Star Coin and Currency runs genuine “no-reserve” auctions. Jim Haver, owner of Star Coin, states: “We do not view or have access to bidder maximum pre-bids. We also do not allow or bid on lots to increase amounts. All our auctions are $1 start, absolute, no reserve auctions. All items sell to the highest bidder.”

That’s the excitement of an auction, and Proxibid’s technology is programmed to bring that to you in your home.

But auctions like the one in question today not only undermine the purpose of Proxibid’s technology; they undermine tenets of a no-reserve auction.

First of all, a no-reserve auction is just that: all lots start out at $0 or $1 (no high opening bids). Consignors must rely on the auction house to generate an audience where bidders vie for lots on an even playing field.

Second, why does a seller have to see maximum bids in a timed auction, especially if that is labeled “no reserve”?

Third, shill-bidding is one of the worst practices allowed by Proxibid. The company’s service terms prohibit shill bidding; but it relies on its so-called “transparency” policy to sidestep the prohibition. In other words, as long as the bidder is informed, the practice is legal. This would be fine if the company’s brand wasn’t “trust.” To allow it in a timed auction is downright questionable and only hurts Proxibid and other sellers in the end.

As we have reported numerous times this year, Proxibid cannot claim to have a brand of trust and allow these practices. And again as we said it eventually hurts everyone, especially houses like Star Coin and others in the left sidebar, because disgruntled bidders migrate elsewhere, especially to eBay, which acts swiftly when informed its polices have been violated.

Proxibid is content to have a hand’s-off policy on issues like this. Too bad for everyone on the portal.

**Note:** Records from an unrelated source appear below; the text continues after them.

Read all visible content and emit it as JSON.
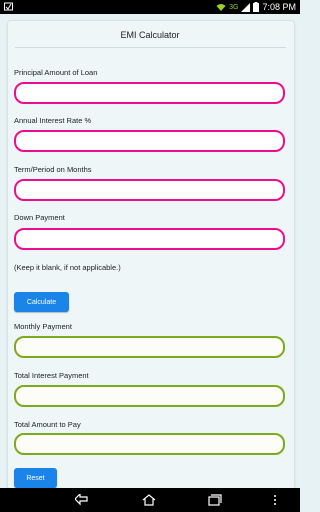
{
  "status_bar": {
    "network": "3G",
    "time": "7:08 PM"
  },
  "form": {
    "title": "EMI Calculator",
    "principal_label": "Principal Amount of Loan",
    "interest_label": "Annual Interest Rate %",
    "term_label": "Term/Period on Months",
    "down_payment_label": "Down Payment",
    "down_payment_note": "(Keep it blank, if not applicable.)",
    "calculate_label": "Calculate",
    "monthly_label": "Monthly Payment",
    "total_interest_label": "Total Interest Payment",
    "total_amount_label": "Total Amount to Pay",
    "reset_label": "Reset",
    "principal_value": "",
    "interest_value": "",
    "term_value": "",
    "down_payment_value": "",
    "monthly_value": "",
    "total_interest_value": "",
    "total_amount_value": ""
  },
  "colors": {
    "input_border": "#ee0d8f",
    "output_border": "#7caa1e",
    "button": "#1b84e8"
  },
  "nav": {
    "icons": [
      "back-icon",
      "home-icon",
      "recent-apps-icon",
      "menu-icon"
    ]
  }
}
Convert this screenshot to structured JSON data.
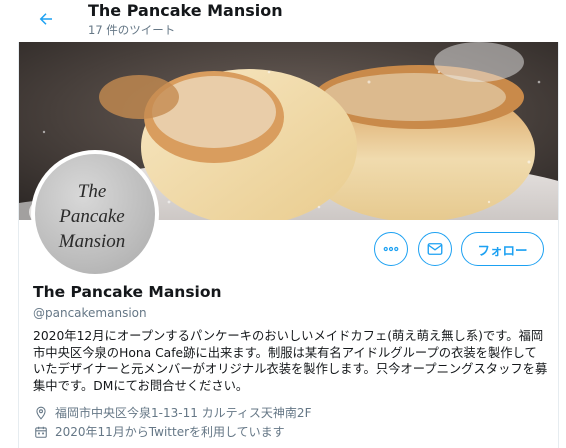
{
  "header": {
    "title": "The Pancake Mansion",
    "tweet_count": "17 件のツイート"
  },
  "avatar": {
    "logo_text": [
      "The",
      "Pancake",
      "Mansion"
    ]
  },
  "actions": {
    "follow_label": "フォロー"
  },
  "profile": {
    "name": "The Pancake Mansion",
    "handle": "@pancakemansion",
    "bio": "2020年12月にオープンするパンケーキのおいしいメイドカフェ(萌え萌え無し系)です。福岡市中央区今泉のHona Cafe跡に出来ます。制服は某有名アイドルグループの衣装を製作していたデザイナーと元メンバーがオリジナル衣装を製作します。只今オープニングスタッフを募集中です。DMにてお問合せください。",
    "location": "福岡市中央区今泉1-13-11 カルティス天神南2F",
    "joined": "2020年11月からTwitterを利用しています"
  },
  "icons": {
    "back": "arrow-left-icon",
    "more": "more-dots-icon",
    "message": "envelope-icon",
    "location": "location-pin-icon",
    "calendar": "calendar-icon"
  },
  "colors": {
    "accent": "#1da1f2",
    "secondary_text": "#657786"
  }
}
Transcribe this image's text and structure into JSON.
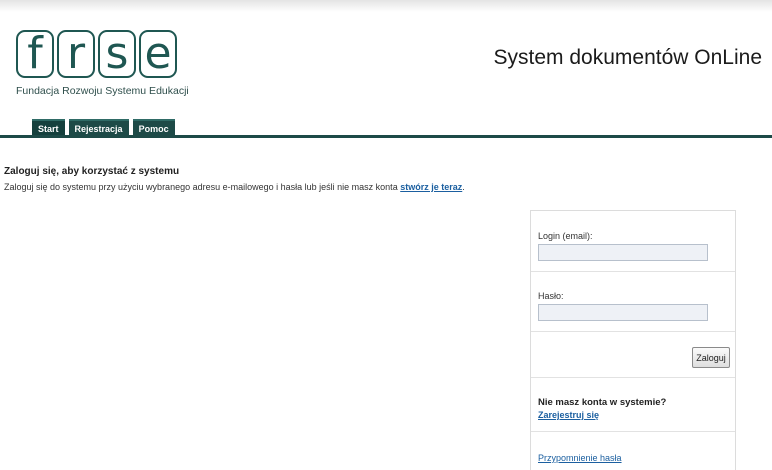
{
  "header": {
    "logo_letters": [
      "f",
      "r",
      "s",
      "e"
    ],
    "logo_caption": "Fundacja Rozwoju Systemu Edukacji",
    "system_title": "System dokumentów OnLine"
  },
  "nav": {
    "tabs": [
      {
        "label": "Start"
      },
      {
        "label": "Rejestracja"
      },
      {
        "label": "Pomoc"
      }
    ]
  },
  "main": {
    "heading": "Zaloguj się, aby korzystać z systemu",
    "subtext": "Zaloguj się do systemu przy użyciu wybranego adresu e-mailowego i hasła lub jeśli nie masz konta",
    "create_link": "stwórz je teraz",
    "create_suffix": "."
  },
  "login_panel": {
    "login_label": "Login (email):",
    "login_value": "",
    "password_label": "Hasło:",
    "password_value": "",
    "submit_label": "Zaloguj",
    "no_account_text": "Nie masz konta w systemie?",
    "register_link": "Zarejestruj się",
    "remind_link": "Przypomnienie hasła"
  },
  "colors": {
    "brand": "#1d4a47",
    "link": "#1b5fa0"
  }
}
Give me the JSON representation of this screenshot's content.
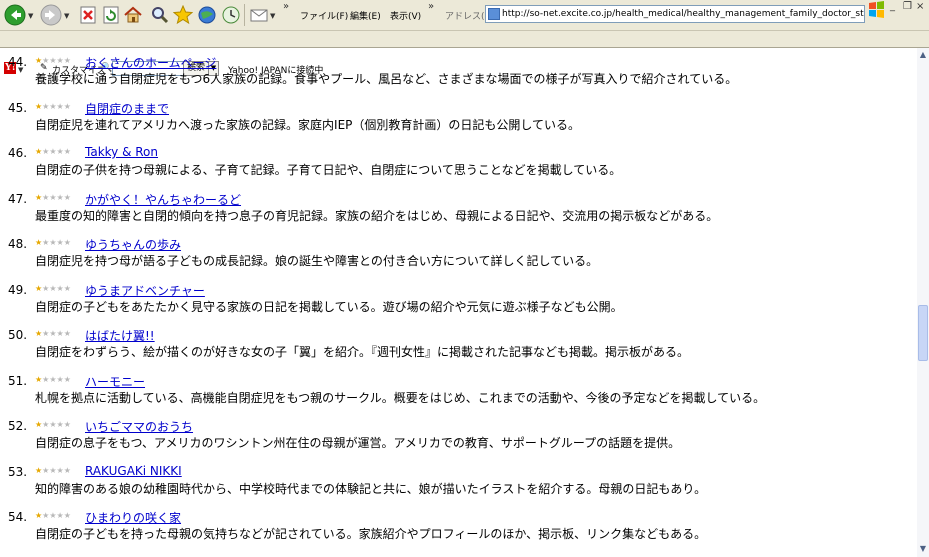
{
  "menu": {
    "file": "ファイル(F)",
    "edit": "編集(E)",
    "view": "表示(V)"
  },
  "address": {
    "label": "アドレス(D)",
    "url": "http://so-net.excite.co.jp/health_medical/healthy_management_family_doctor_study/chil"
  },
  "toolbar2": {
    "customize": "カスタマイズ",
    "search_label": "検索",
    "yahoo_link": "Yahoo! JAPANに接続中"
  },
  "rating_stars": {
    "filled": 1,
    "total": 5
  },
  "entries": [
    {
      "num": "44.",
      "title": "おくさんのホームページ",
      "desc": "養護学校に通う自閉症児をもつ6人家族の記録。食事やプール、風呂など、さまざまな場面での様子が写真入りで紹介されている。"
    },
    {
      "num": "45.",
      "title": "自閉症のままで",
      "desc": "自閉症児を連れてアメリカへ渡った家族の記録。家庭内IEP（個別教育計画）の日記も公開している。"
    },
    {
      "num": "46.",
      "title": "Takky & Ron",
      "desc": "自閉症の子供を持つ母親による、子育て記録。子育て日記や、自閉症について思うことなどを掲載している。"
    },
    {
      "num": "47.",
      "title": "かがやく！やんちゃわーるど",
      "desc": "最重度の知的障害と自閉的傾向を持つ息子の育児記録。家族の紹介をはじめ、母親による日記や、交流用の掲示板などがある。"
    },
    {
      "num": "48.",
      "title": "ゆうちゃんの歩み",
      "desc": "自閉症児を持つ母が語る子どもの成長記録。娘の誕生や障害との付き合い方について詳しく記している。"
    },
    {
      "num": "49.",
      "title": "ゆうまアドベンチャー",
      "desc": "自閉症の子どもをあたたかく見守る家族の日記を掲載している。遊び場の紹介や元気に遊ぶ様子なども公開。"
    },
    {
      "num": "50.",
      "title": "はばたけ翼!!",
      "desc": "自閉症をわずらう、絵が描くのが好きな女の子「翼」を紹介。『週刊女性』に掲載された記事なども掲載。掲示板がある。"
    },
    {
      "num": "51.",
      "title": "ハーモニー",
      "desc": "札幌を拠点に活動している、高機能自閉症児をもつ親のサークル。概要をはじめ、これまでの活動や、今後の予定などを掲載している。"
    },
    {
      "num": "52.",
      "title": "いちごママのおうち",
      "desc": "自閉症の息子をもつ、アメリカのワシントン州在住の母親が運営。アメリカでの教育、サポートグループの話題を提供。"
    },
    {
      "num": "53.",
      "title": "RAKUGAKi NIKKI",
      "desc": "知的障害のある娘の幼稚園時代から、中学校時代までの体験記と共に、娘が描いたイラストを紹介する。母親の日記もあり。"
    },
    {
      "num": "54.",
      "title": "ひまわりの咲く家",
      "desc": "自閉症の子どもを持った母親の気持ちなどが記されている。家族紹介やプロフィールのほか、掲示板、リンク集などもある。"
    }
  ]
}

Proxiblog is an independent entity with no connection to the auction portal Proxibid. Our intent is to uphold basic numismatic standards as established by the American Numismatic Association and the National Auctioneer Association and to ensure a pleasurable bidding experience not only on Proxibid but also on similar portals such as iCollector and AuctionZip.